» Problem to work on
How many lines in the records below contain the word "true"? Answer with the number alone.

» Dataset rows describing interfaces
>>

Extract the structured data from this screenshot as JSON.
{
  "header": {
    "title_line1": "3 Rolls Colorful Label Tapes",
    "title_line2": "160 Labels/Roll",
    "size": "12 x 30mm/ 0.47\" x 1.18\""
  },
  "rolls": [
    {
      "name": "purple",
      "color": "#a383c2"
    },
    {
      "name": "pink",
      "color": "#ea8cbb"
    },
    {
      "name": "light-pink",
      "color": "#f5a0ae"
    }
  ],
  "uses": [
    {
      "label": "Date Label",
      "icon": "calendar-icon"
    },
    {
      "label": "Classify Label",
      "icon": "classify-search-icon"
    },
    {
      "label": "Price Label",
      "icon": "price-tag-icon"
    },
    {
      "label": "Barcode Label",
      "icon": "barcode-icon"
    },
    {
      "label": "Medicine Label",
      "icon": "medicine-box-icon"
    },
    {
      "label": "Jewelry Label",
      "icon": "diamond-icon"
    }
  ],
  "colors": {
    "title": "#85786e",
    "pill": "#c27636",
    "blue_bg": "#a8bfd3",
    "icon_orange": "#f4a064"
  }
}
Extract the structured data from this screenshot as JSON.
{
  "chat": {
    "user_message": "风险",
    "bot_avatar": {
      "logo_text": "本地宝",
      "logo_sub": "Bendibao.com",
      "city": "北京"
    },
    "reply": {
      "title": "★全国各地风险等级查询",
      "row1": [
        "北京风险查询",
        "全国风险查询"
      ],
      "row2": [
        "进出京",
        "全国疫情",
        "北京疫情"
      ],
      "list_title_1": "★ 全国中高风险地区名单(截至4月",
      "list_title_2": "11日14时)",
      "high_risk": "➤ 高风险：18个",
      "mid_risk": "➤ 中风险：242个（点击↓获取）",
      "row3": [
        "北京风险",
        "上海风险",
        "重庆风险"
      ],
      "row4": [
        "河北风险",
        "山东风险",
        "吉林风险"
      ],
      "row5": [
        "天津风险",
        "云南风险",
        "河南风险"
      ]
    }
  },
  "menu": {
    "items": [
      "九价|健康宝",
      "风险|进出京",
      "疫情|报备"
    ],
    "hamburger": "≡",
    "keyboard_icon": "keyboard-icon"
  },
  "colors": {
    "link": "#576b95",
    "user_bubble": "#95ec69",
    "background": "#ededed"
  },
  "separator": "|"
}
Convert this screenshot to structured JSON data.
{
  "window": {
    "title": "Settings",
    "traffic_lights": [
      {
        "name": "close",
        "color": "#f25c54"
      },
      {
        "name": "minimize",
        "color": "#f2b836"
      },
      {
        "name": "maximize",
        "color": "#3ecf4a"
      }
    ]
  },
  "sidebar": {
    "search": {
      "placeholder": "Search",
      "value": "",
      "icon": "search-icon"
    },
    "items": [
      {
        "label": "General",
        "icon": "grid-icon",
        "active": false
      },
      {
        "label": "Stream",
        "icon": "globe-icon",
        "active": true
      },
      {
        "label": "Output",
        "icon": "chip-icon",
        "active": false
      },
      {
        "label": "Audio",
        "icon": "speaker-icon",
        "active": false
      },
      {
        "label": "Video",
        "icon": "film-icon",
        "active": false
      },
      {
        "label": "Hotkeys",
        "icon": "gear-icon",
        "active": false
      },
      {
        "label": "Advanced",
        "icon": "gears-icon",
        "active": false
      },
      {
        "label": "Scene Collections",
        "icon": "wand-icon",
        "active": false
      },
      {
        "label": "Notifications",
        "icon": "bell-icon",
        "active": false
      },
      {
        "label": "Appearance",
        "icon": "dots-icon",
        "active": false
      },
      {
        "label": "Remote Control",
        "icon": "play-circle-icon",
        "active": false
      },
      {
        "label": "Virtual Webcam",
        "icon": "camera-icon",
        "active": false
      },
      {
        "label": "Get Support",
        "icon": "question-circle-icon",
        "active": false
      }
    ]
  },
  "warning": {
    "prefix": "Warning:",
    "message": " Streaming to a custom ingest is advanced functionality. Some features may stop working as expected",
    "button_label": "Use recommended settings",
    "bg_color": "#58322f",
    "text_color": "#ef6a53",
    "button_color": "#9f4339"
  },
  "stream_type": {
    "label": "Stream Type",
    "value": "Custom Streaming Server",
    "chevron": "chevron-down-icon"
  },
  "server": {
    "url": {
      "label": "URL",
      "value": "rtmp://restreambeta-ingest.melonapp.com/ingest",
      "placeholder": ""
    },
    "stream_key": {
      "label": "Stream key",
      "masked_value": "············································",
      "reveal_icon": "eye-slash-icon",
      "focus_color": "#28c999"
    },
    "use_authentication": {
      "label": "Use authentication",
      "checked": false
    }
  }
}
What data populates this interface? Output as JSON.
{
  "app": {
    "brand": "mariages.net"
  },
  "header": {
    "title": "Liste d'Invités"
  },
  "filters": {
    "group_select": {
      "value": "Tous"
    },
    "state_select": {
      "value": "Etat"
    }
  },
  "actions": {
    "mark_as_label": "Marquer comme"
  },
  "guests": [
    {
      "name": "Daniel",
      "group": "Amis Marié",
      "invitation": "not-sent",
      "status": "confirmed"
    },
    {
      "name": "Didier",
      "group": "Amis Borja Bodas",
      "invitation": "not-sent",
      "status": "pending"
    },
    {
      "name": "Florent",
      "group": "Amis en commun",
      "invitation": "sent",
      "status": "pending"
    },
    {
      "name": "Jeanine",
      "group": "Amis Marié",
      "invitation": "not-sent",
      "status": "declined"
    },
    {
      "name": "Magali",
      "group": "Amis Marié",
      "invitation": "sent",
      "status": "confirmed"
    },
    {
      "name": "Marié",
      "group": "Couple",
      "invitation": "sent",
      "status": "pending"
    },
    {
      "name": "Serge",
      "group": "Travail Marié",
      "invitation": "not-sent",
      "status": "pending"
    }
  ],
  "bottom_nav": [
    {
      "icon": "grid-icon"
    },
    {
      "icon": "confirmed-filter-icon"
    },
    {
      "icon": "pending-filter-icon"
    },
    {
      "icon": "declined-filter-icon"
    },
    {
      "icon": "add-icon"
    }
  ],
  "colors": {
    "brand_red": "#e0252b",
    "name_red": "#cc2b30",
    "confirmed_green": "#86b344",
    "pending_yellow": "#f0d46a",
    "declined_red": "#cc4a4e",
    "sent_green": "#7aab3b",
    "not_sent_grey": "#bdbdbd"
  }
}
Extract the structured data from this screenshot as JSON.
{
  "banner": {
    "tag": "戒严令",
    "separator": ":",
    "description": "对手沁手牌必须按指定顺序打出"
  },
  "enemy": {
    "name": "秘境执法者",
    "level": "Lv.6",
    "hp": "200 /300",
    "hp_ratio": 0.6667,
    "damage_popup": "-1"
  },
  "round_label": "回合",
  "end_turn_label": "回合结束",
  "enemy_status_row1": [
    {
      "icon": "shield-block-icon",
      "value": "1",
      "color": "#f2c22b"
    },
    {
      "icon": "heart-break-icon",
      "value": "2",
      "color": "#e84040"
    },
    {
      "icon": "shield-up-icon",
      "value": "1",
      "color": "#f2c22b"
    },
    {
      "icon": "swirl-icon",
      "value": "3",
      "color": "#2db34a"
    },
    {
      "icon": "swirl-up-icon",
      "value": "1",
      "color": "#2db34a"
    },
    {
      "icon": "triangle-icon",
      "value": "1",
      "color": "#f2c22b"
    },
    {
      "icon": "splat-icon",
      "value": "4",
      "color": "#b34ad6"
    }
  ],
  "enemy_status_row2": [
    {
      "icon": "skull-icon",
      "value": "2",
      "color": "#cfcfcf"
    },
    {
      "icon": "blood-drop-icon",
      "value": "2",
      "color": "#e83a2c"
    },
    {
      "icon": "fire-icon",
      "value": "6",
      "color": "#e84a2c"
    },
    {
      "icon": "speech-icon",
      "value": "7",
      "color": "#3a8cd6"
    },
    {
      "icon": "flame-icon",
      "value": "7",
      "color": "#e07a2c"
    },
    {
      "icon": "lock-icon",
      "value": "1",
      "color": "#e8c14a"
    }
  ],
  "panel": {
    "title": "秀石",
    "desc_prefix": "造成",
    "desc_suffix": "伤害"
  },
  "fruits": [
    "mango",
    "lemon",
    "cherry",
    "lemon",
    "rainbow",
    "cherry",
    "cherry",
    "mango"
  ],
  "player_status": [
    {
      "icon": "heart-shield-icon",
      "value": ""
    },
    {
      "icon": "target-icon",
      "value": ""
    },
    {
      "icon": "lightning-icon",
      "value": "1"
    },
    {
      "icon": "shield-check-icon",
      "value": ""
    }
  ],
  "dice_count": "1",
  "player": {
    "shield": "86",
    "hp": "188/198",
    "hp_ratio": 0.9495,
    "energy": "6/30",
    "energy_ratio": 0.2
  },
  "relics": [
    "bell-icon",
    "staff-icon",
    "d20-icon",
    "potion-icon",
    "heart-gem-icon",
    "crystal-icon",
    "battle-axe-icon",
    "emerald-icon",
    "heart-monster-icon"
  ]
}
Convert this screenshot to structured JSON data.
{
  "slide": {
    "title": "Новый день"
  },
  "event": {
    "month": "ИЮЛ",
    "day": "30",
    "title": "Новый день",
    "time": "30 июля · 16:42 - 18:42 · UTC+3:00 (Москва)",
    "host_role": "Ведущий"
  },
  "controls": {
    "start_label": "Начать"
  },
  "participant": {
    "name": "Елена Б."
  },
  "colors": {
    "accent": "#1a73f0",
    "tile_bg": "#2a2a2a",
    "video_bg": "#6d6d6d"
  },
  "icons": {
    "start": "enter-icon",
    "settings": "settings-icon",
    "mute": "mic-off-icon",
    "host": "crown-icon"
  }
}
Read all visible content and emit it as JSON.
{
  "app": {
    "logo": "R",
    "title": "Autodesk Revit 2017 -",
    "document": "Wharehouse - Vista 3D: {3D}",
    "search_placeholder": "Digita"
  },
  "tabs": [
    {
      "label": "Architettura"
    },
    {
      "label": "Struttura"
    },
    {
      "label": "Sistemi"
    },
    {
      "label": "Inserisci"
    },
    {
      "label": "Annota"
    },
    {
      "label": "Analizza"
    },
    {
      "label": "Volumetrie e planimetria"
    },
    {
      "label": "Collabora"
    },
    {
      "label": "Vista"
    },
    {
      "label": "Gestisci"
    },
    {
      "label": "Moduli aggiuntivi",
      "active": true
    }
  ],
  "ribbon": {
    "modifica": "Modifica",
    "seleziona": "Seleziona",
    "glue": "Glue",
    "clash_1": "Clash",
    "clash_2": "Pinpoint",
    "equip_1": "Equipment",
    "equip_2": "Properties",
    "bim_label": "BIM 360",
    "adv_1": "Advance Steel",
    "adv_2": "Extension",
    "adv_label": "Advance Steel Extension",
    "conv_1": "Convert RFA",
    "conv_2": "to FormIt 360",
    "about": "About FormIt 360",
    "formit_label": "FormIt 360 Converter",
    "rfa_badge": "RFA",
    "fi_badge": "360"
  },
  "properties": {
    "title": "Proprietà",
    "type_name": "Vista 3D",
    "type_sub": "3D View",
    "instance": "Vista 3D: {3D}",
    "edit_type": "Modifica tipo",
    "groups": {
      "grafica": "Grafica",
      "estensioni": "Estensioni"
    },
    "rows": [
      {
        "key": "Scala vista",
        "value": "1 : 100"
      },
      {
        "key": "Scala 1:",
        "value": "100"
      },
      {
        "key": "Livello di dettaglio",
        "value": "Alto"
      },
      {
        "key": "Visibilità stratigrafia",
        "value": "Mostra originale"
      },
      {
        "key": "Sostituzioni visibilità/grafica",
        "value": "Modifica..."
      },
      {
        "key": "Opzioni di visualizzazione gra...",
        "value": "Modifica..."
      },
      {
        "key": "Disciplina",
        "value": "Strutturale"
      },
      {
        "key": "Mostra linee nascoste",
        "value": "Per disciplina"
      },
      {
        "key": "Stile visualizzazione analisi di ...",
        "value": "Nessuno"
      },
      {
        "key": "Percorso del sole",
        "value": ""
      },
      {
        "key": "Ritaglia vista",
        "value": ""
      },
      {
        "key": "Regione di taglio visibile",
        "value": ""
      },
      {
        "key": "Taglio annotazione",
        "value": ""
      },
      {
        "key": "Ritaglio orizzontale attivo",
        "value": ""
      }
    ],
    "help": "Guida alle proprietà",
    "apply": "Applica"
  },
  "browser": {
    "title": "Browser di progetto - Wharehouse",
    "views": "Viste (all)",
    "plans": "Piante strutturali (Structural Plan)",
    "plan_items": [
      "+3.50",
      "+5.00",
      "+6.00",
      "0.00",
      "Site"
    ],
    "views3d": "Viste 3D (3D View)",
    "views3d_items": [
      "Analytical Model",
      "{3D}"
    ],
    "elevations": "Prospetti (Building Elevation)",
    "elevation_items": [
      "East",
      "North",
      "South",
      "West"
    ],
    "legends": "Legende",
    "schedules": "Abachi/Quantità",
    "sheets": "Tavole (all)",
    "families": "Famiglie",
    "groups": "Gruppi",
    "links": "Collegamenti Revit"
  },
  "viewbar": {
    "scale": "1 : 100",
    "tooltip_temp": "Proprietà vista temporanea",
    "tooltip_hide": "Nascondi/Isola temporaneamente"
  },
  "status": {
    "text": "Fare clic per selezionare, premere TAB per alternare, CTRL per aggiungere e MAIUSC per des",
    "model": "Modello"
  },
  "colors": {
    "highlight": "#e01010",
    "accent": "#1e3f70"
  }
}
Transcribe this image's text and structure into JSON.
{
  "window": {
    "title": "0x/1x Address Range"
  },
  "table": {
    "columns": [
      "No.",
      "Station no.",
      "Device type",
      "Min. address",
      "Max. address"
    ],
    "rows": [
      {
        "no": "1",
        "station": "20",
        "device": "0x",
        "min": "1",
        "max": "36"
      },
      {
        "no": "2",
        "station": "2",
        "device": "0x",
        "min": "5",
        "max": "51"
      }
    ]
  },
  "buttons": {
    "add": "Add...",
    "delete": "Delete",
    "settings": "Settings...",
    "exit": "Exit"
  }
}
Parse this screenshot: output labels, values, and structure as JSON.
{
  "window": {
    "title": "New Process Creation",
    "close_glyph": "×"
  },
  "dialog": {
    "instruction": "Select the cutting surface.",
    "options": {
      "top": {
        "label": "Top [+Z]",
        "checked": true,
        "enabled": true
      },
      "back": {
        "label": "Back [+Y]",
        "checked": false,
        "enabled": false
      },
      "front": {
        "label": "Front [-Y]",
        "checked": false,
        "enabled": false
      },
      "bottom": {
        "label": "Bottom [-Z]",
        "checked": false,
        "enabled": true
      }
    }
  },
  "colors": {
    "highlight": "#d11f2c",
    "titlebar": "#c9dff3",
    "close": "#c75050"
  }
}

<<

» Solution
5